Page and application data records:
◇ ◇ ◇ ◇ ◇
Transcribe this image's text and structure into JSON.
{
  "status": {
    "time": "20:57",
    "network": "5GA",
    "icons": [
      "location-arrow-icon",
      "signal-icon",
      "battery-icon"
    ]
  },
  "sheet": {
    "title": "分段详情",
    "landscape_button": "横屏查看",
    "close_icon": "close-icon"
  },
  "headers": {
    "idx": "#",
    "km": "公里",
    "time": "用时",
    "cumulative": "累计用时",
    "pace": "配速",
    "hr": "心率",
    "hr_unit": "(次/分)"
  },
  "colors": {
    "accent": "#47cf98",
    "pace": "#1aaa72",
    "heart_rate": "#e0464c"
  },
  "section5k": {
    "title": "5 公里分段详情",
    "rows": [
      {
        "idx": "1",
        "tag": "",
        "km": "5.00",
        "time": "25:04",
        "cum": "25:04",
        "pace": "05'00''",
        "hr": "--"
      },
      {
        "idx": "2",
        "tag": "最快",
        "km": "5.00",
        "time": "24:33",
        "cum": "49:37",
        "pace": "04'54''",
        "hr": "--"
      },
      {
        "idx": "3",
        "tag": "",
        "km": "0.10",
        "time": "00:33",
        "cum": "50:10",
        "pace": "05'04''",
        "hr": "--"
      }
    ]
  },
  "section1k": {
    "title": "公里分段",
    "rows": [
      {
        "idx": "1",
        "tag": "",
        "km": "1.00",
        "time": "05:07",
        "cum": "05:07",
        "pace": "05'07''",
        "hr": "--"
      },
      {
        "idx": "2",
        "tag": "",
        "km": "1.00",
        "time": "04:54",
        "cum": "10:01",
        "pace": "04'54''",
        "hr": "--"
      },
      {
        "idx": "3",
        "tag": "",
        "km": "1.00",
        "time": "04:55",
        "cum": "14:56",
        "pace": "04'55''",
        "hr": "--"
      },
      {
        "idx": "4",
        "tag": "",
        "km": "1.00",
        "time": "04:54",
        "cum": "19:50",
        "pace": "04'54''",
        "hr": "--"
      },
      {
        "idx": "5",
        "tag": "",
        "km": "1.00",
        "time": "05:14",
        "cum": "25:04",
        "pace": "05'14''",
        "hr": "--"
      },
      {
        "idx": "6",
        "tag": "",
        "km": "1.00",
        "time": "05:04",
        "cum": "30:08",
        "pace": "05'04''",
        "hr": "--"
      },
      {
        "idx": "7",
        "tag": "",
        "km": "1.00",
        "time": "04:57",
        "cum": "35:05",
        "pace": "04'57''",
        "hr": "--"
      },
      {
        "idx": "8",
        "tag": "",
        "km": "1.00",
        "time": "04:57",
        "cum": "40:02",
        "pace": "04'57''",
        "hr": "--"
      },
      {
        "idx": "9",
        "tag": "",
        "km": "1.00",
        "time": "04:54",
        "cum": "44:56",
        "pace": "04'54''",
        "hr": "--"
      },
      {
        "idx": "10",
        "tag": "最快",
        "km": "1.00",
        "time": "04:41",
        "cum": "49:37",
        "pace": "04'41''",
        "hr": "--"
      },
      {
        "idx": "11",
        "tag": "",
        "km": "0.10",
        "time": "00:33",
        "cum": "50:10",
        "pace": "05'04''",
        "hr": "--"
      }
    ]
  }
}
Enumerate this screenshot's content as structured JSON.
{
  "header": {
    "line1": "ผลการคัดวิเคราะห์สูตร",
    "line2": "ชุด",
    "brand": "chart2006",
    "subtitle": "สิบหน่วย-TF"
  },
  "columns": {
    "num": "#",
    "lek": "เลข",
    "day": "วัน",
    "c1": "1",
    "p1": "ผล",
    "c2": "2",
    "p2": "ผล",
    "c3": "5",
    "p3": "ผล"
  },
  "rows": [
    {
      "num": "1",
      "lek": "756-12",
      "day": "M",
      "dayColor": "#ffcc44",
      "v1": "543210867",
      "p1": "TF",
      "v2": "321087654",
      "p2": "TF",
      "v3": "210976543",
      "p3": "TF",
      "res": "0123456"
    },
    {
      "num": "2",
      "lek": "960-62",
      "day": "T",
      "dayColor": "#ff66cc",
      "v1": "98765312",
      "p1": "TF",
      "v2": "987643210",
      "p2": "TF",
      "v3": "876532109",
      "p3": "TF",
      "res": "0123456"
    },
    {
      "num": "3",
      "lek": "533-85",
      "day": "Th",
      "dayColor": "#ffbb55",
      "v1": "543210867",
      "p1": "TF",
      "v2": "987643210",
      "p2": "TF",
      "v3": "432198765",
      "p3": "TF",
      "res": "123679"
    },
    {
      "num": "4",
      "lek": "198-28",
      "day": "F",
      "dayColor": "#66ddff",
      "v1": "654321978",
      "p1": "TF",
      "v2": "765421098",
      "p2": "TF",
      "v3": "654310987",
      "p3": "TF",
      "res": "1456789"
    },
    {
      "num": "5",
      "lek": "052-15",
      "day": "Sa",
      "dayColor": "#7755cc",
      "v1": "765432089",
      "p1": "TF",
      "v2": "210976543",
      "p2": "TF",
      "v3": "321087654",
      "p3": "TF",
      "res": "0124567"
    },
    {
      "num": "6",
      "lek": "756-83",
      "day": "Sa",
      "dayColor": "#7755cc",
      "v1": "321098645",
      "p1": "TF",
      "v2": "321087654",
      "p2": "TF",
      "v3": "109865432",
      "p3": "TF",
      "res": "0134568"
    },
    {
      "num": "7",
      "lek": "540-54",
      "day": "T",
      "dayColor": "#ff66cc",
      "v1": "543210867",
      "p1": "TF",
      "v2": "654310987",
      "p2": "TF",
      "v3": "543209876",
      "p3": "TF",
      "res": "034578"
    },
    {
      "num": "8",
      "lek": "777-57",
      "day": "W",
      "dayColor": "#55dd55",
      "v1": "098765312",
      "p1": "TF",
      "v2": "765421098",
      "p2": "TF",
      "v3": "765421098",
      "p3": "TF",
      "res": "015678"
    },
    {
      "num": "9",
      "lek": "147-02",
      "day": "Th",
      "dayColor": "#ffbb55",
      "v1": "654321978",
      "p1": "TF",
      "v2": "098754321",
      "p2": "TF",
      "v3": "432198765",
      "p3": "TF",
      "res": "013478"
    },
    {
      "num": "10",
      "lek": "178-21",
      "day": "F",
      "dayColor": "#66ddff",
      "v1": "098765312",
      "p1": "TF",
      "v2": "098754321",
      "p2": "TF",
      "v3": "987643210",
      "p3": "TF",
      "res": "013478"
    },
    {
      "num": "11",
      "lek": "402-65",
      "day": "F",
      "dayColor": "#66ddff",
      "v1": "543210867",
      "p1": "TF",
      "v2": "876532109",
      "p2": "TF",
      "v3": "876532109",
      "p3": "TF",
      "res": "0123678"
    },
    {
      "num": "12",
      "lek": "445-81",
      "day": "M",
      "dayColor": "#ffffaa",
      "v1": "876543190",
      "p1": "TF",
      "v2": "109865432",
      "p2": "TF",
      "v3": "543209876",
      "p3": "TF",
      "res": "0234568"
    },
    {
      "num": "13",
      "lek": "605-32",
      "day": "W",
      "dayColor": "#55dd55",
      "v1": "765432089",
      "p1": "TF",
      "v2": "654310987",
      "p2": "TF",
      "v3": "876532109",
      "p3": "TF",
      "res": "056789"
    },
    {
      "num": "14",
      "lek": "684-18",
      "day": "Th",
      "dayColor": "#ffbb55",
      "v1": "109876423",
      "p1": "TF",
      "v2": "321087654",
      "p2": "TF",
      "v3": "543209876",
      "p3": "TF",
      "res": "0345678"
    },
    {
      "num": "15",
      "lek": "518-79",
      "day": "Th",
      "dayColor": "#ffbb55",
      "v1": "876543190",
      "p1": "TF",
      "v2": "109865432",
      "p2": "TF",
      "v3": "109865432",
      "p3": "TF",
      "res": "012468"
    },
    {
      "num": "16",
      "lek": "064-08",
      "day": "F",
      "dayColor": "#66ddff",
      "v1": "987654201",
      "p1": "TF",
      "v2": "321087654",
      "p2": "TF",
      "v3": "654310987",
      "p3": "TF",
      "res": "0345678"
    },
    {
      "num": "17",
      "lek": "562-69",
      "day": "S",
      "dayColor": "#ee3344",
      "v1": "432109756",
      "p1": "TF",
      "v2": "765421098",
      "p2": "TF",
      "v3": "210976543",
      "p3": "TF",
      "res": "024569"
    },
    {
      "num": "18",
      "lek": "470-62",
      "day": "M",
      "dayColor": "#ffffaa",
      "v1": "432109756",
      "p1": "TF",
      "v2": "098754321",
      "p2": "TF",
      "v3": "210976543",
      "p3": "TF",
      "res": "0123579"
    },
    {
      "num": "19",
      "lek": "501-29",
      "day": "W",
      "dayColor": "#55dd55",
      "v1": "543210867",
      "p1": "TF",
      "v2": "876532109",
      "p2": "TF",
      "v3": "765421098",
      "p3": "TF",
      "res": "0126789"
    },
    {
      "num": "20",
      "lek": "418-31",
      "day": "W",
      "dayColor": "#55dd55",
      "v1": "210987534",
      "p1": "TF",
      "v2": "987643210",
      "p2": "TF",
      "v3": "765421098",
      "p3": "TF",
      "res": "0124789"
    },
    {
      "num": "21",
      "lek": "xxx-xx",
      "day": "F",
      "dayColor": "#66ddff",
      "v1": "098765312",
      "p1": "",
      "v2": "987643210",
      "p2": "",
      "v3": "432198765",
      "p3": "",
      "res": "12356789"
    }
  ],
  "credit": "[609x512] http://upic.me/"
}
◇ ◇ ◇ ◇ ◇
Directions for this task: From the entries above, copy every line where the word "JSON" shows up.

Solution for this problem:
Transcribe this image's text and structure into JSON.
Enumerate this screenshot's content as structured JSON.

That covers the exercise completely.